---- Entries provided

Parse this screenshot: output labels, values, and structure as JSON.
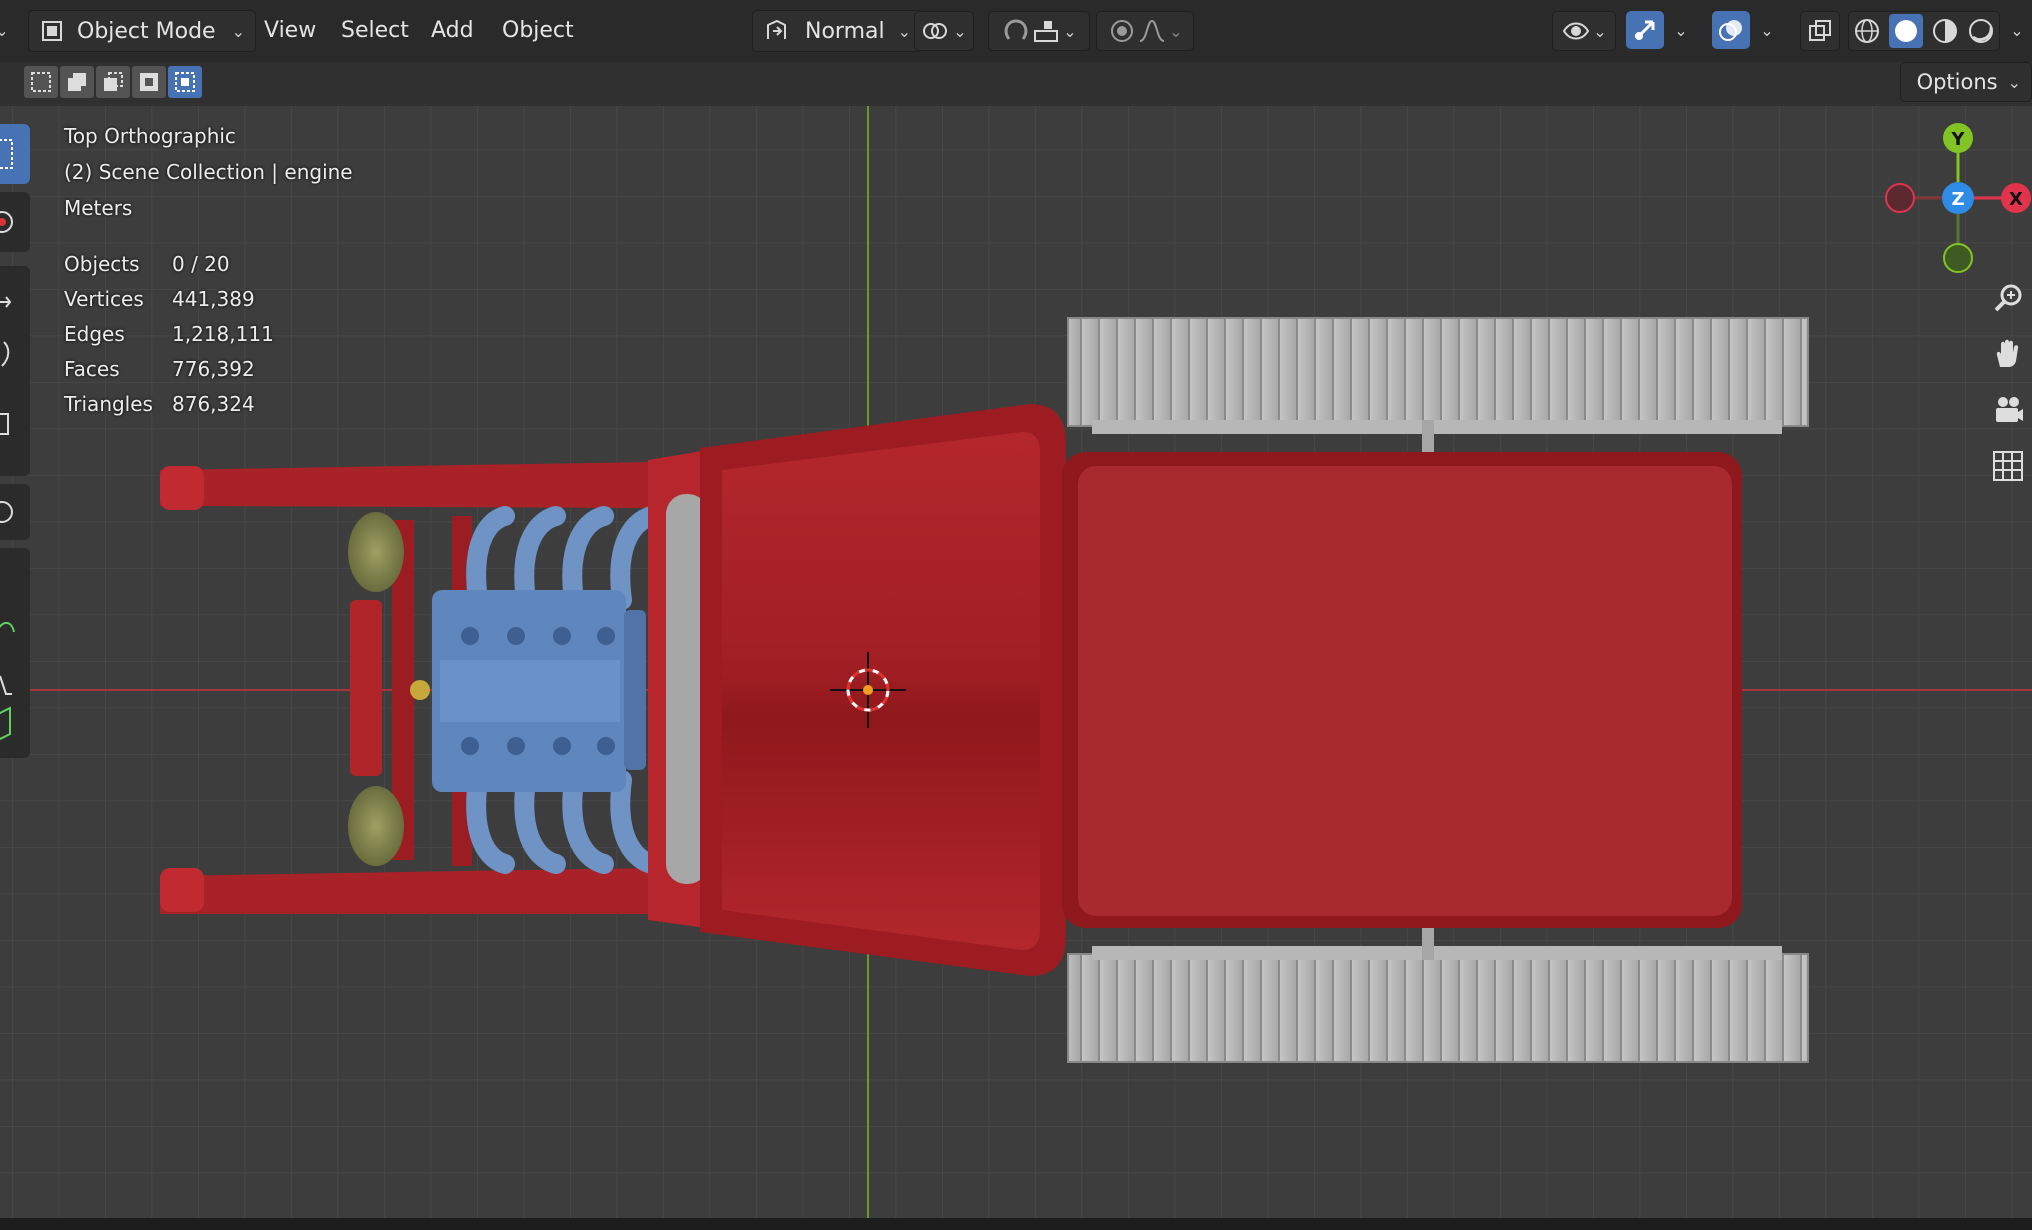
{
  "header": {
    "mode_label": "Object Mode",
    "menu": [
      "View",
      "Select",
      "Add",
      "Object"
    ],
    "transform_orientation": "Normal",
    "icons": [
      "mode-icon",
      "transform-orientation-icon",
      "pivot-icon",
      "snap-icon",
      "snap-increment-icon",
      "proportional-edit-icon",
      "falloff-icon",
      "visibility-icon",
      "gizmo-icon",
      "overlay-icon",
      "xray-icon",
      "wireframe-shading-icon",
      "solid-shading-icon",
      "material-shading-icon",
      "rendered-shading-icon"
    ]
  },
  "options_label": "Options",
  "viewport": {
    "view_name": "Top Orthographic",
    "collection": "(2) Scene Collection | engine",
    "units": "Meters",
    "stats": [
      {
        "label": "Objects",
        "value": "0 / 20"
      },
      {
        "label": "Vertices",
        "value": "441,389"
      },
      {
        "label": "Edges",
        "value": "1,218,111"
      },
      {
        "label": "Faces",
        "value": "776,392"
      },
      {
        "label": "Triangles",
        "value": "876,324"
      }
    ]
  },
  "gizmo": {
    "x": "X",
    "y": "Y",
    "z": "Z",
    "colors": {
      "x": "#e2334c",
      "y": "#82c424",
      "z": "#2e8be6"
    }
  },
  "colors": {
    "accent": "#4772b3",
    "body_red": "#b2272c",
    "engine_blue": "#5f86bd",
    "tire_gray": "#bdbdbd",
    "headlight": "#7a7f4a"
  }
}
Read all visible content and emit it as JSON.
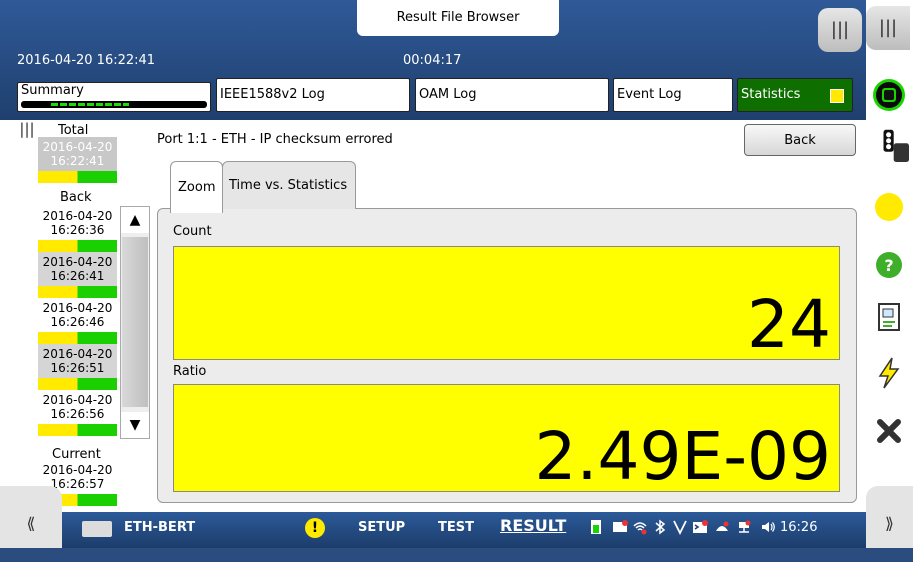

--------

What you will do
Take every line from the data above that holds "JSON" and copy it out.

Exercise result
Parse this screenshot: output labels, values, and structure as JSON.
Read all visible content and emit it as JSON.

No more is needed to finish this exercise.